[Dataset entries]

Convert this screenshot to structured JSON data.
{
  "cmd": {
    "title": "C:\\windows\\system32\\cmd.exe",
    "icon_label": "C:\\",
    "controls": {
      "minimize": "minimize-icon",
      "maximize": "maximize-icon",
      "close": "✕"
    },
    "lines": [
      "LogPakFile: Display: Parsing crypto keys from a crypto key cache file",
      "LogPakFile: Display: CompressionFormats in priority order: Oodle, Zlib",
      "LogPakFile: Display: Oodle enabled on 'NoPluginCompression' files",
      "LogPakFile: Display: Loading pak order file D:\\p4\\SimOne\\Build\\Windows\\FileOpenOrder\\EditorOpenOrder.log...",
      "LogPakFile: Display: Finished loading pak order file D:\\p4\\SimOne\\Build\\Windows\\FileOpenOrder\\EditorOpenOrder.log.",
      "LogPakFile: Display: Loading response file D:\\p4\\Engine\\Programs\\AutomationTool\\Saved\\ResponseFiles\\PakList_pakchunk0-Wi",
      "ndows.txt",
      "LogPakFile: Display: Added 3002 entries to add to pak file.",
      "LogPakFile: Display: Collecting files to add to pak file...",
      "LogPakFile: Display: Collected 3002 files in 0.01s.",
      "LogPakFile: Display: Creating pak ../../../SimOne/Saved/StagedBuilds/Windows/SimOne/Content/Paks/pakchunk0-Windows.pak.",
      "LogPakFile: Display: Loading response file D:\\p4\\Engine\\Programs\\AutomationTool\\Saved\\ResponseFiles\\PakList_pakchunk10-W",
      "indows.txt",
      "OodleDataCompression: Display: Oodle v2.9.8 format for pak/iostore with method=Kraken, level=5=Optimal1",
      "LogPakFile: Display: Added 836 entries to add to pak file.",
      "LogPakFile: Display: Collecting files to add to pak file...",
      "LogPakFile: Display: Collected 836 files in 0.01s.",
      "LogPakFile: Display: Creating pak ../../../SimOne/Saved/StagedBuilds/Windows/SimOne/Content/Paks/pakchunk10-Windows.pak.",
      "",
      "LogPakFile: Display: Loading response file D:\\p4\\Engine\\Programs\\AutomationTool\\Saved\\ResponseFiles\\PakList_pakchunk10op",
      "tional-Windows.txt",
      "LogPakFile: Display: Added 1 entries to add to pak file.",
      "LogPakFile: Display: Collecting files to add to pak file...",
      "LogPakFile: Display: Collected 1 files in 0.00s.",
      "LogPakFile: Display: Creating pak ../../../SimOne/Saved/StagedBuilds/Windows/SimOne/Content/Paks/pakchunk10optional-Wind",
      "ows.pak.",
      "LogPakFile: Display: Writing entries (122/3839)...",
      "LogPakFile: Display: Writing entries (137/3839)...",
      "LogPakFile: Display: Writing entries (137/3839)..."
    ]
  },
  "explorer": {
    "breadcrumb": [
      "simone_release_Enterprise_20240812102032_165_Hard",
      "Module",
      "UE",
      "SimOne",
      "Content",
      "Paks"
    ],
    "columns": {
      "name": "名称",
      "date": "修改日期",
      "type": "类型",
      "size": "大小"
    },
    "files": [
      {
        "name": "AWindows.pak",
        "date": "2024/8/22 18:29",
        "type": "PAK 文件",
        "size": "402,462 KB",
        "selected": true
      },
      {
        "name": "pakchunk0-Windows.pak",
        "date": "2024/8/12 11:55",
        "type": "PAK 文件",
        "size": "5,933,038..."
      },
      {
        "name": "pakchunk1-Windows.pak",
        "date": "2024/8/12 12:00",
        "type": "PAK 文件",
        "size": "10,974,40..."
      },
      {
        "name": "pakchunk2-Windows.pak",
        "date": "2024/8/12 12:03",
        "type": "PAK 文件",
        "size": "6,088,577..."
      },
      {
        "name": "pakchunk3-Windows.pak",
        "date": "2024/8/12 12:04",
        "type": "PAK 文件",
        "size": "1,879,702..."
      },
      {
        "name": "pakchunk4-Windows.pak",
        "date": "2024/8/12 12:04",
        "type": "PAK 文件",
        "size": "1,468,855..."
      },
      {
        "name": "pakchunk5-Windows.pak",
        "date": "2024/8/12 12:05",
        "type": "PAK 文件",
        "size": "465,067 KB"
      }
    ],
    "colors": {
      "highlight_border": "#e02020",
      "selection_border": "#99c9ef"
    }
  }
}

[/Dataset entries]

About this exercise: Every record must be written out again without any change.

Exercise output:
Convert this screenshot to structured JSON data.
{
  "cmd": {
    "title": "C:\\windows\\system32\\cmd.exe",
    "icon_label": "C:\\",
    "controls": {
      "minimize": "minimize-icon",
      "maximize": "maximize-icon",
      "close": "✕"
    },
    "lines": [
      "LogPakFile: Display: Parsing crypto keys from a crypto key cache file",
      "LogPakFile: Display: CompressionFormats in priority order: Oodle, Zlib",
      "LogPakFile: Display: Oodle enabled on 'NoPluginCompression' files",
      "LogPakFile: Display: Loading pak order file D:\\p4\\SimOne\\Build\\Windows\\FileOpenOrder\\EditorOpenOrder.log...",
      "LogPakFile: Display: Finished loading pak order file D:\\p4\\SimOne\\Build\\Windows\\FileOpenOrder\\EditorOpenOrder.log.",
      "LogPakFile: Display: Loading response file D:\\p4\\Engine\\Programs\\AutomationTool\\Saved\\ResponseFiles\\PakList_pakchunk0-Wi",
      "ndows.txt",
      "LogPakFile: Display: Added 3002 entries to add to pak file.",
      "LogPakFile: Display: Collecting files to add to pak file...",
      "LogPakFile: Display: Collected 3002 files in 0.01s.",
      "LogPakFile: Display: Creating pak ../../../SimOne/Saved/StagedBuilds/Windows/SimOne/Content/Paks/pakchunk0-Windows.pak.",
      "LogPakFile: Display: Loading response file D:\\p4\\Engine\\Programs\\AutomationTool\\Saved\\ResponseFiles\\PakList_pakchunk10-W",
      "indows.txt",
      "OodleDataCompression: Display: Oodle v2.9.8 format for pak/iostore with method=Kraken, level=5=Optimal1",
      "LogPakFile: Display: Added 836 entries to add to pak file.",
      "LogPakFile: Display: Collecting files to add to pak file...",
      "LogPakFile: Display: Collected 836 files in 0.01s.",
      "LogPakFile: Display: Creating pak ../../../SimOne/Saved/StagedBuilds/Windows/SimOne/Content/Paks/pakchunk10-Windows.pak.",
      "",
      "LogPakFile: Display: Loading response file D:\\p4\\Engine\\Programs\\AutomationTool\\Saved\\ResponseFiles\\PakList_pakchunk10op",
      "tional-Windows.txt",
      "LogPakFile: Display: Added 1 entries to add to pak file.",
      "LogPakFile: Display: Collecting files to add to pak file...",
      "LogPakFile: Display: Collected 1 files in 0.00s.",
      "LogPakFile: Display: Creating pak ../../../SimOne/Saved/StagedBuilds/Windows/SimOne/Content/Paks/pakchunk10optional-Wind",
      "ows.pak.",
      "LogPakFile: Display: Writing entries (122/3839)...",
      "LogPakFile: Display: Writing entries (137/3839)...",
      "LogPakFile: Display: Writing entries (137/3839)..."
    ]
  },
  "explorer": {
    "breadcrumb": [
      "simone_release_Enterprise_20240812102032_165_Hard",
      "Module",
      "UE",
      "SimOne",
      "Content",
      "Paks"
    ],
    "columns": {
      "name": "名称",
      "date": "修改日期",
      "type": "类型",
      "size": "大小"
    },
    "files": [
      {
        "name": "AWindows.pak",
        "date": "2024/8/22 18:29",
        "type": "PAK 文件",
        "size": "402,462 KB",
        "selected": true
      },
      {
        "name": "pakchunk0-Windows.pak",
        "date": "2024/8/12 11:55",
        "type": "PAK 文件",
        "size": "5,933,038..."
      },
      {
        "name": "pakchunk1-Windows.pak",
        "date": "2024/8/12 12:00",
        "type": "PAK 文件",
        "size": "10,974,40..."
      },
      {
        "name": "pakchunk2-Windows.pak",
        "date": "2024/8/12 12:03",
        "type": "PAK 文件",
        "size": "6,088,577..."
      },
      {
        "name": "pakchunk3-Windows.pak",
        "date": "2024/8/12 12:04",
        "type": "PAK 文件",
        "size": "1,879,702..."
      },
      {
        "name": "pakchunk4-Windows.pak",
        "date": "2024/8/12 12:04",
        "type": "PAK 文件",
        "size": "1,468,855..."
      },
      {
        "name": "pakchunk5-Windows.pak",
        "date": "2024/8/12 12:05",
        "type": "PAK 文件",
        "size": "465,067 KB"
      }
    ],
    "colors": {
      "highlight_border": "#e02020",
      "selection_border": "#99c9ef"
    }
  }
}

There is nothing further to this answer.